Since lockdown was announced, other than the obligatory grocery and medicine run to the local neighbourhood store, I have been following all the rules and recommendations. Last week was different. I had to get out of my comfort zone. It all started during a quiet dinner. I bit into a slice of sourdough bread and felt a filling come undone. Luckily I was not in immense pain, the tooth was tender but not causing me major discomfort.
What should I do? Try and get it filled or wait it out? Was it a ‘need’ or a ‘want’ to attend to my tooth? Going out potentially put me and my family at a heightened risk. Ignoring the problem was inviting bigger, in time to come. After much debate, first with myself and then with my better half, I decided that going to a hospital would probably be higher risk, so if I could go to a private clinic, then getting it done would be the best course of action.
A series of calls led me to a clinic that was not in a hospital. Now begins the story of my least productive day at work. (All because I could not find a way to control my anxiety). My appointment was for 12.15 in the afternoon. I was told to be there by 12.10 not earlier and not later. My anxiety levels were at an all-time high from early morning. Even on a good day, a visit to the dentist is tough. In these unusual times, it was even tougher.
Several strange questions came up in my head ahead of the visit. What should I wear for instance? Should I get properly suited and booted? By which I mean would long pants and a long sleeve shirt be better along with closed shoes? Or would shorts, a t-shirt, and slippers be the smartest option? Should I just go to the clinic or club it with a trip for supplies, since the clinic was close to a market? Did I have to inform my condo about this visit or not? Even though it was my lunch hour, should I inform my colleagues or not? The amount of mind space this simple visit to the dentist took up was enormous.
A few things I learnt once I was out there. Carry exact change for the parking attendant. Try and park in an open area, if the option exists, and take the stairs if it’s not too many flights up. Both of which I managed during my visit. On arrival, I was greeted at the front door of the clinic by a gloved and masked attendant. A squirt of sanitiser and strict instructions to take off my shoes got me in. So wear shoes that are easy to take off and put on. Answers to some of my morning musing started falling into place. I was asked to fill in a form declaring a fairly detailed medical and travel history as well as acknowledging that I understood the risks associated with the procedure. Note to self, carry a pen next time. Note to self. Next time I head out, ask as many questions as possible beforehand to know what the to do’s and don’ts are.
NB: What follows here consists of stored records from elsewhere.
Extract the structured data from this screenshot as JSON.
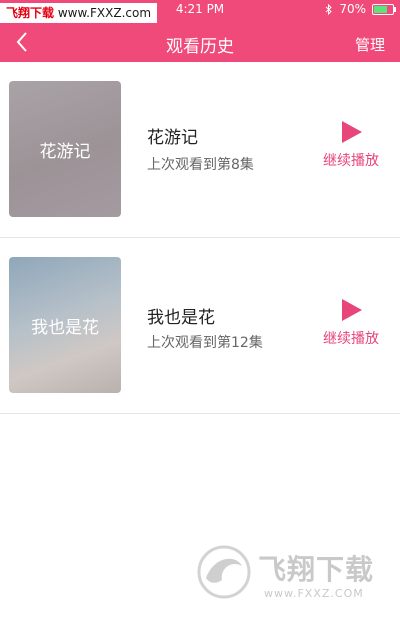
{
  "status_bar": {
    "watermark_red": "飞翔下载",
    "watermark_url": "www.FXXZ.com",
    "time": "4:21 PM",
    "battery": "70%",
    "battery_level": 0.7
  },
  "header": {
    "title": "观看历史",
    "manage_label": "管理"
  },
  "history": [
    {
      "cover_text": "花游记",
      "title": "花游记",
      "progress": "上次观看到第8集",
      "action": "继续播放"
    },
    {
      "cover_text": "我也是花",
      "title": "我也是花",
      "progress": "上次观看到第12集",
      "action": "继续播放"
    }
  ],
  "watermark": {
    "brand": "飞翔下载",
    "url": "www.FXXZ.COM"
  },
  "colors": {
    "accent": "#ef4a79",
    "play": "#e8457a"
  }
}
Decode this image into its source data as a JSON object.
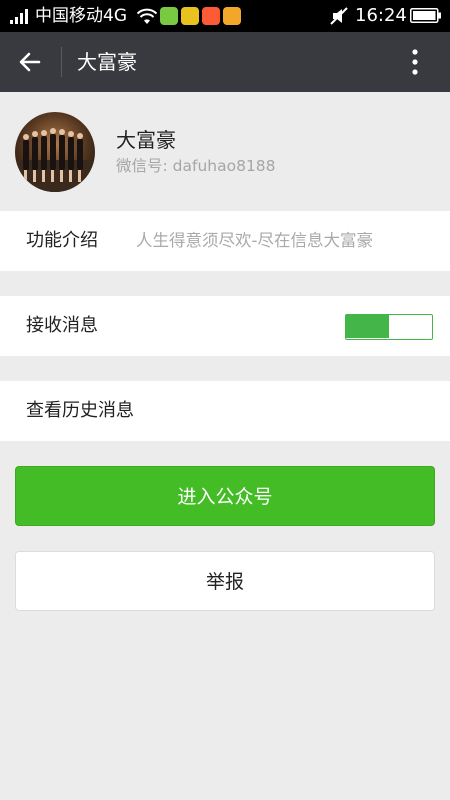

By the way, attendants were not allowed in with the patient either. Which brings me to the story of a man who hung around outside and had 3 long and loud phone calls in the corridor, where I was waiting. Adding insult to injury he was not wearing a mask and had his phone on speaker mode. Luckily my turn to go in came just about when I had got to the point where I was considering getting into an altercation. That would not have ended well. But another note to self, what is the right thing to do in such a situation? When someone is not wearing a mask in a public space and being excessively loud – Speak up or stay at a safe social distance?
I walked into the dental chambers and saw a sight from a movie. A man in blue. Suited and booted from head to toe in PPE with a face mask so thick that I could barely see my doctors face. While taking all of this in my first question was – can I have some hand sanitiser please, as I just touched your door handle. With that out of the way, I settled into the dentist chair.
Doc then explained to me that the dental association had advised against any drill work, so this would be a temporary filling. This sounded like music to my ears as I hate that damn drill anyway. Five minutes later I’m all filled up and paying the bill. Double the normal charge just as an FYI. But relieved and happy to have got this far.
The best part of the visit was my doctors ‘chair-side’ manner. He was positive, solution-oriented and practical. Explained everything to me. Gave me choices and options and advised me on what he thought was the best course of action given the limiting circumstances. The even better part of those 20 minutes was that he was playing some awesome music from a lovely Bose sound system.
Sooner or later we will all need to venture back out into the world. Either prompted by a need or a want. It will induce anxiety. Thinking through how best to re-enter. Learning from others’ experiences and finding ways to deal with the anxiety is going to be key. It will also be the key to ensuring employee productivity as we get ready to reboot.
It is mental health awareness week and the theme for this year is #kindnessmatters – this is me reminding myself and all of you, be kind and do your bit to bring anxiety levels down. Do your bit to lift the spirits of the world. Time to get suited, booted and up and about with a spring in your step and a smile behind the mask. Equip yourself with knowledge, plan, prepare and you will find it’s possible to keep that anxiety at bay.
Which brings me to the moral of this story. As I look back on this experience it’s a reminder that every day is to be savoured and enjoyed to the extent possible. It’s not just about getting through these anxious times safely. It’s about living through them in the best way possible. Time to suit up, boot up and get out there.
It’s time to re-boot and turn on the music while we are at it.
The views and opinions published here belong to the author and do not necessarily reflect the views and opinions of the publisher.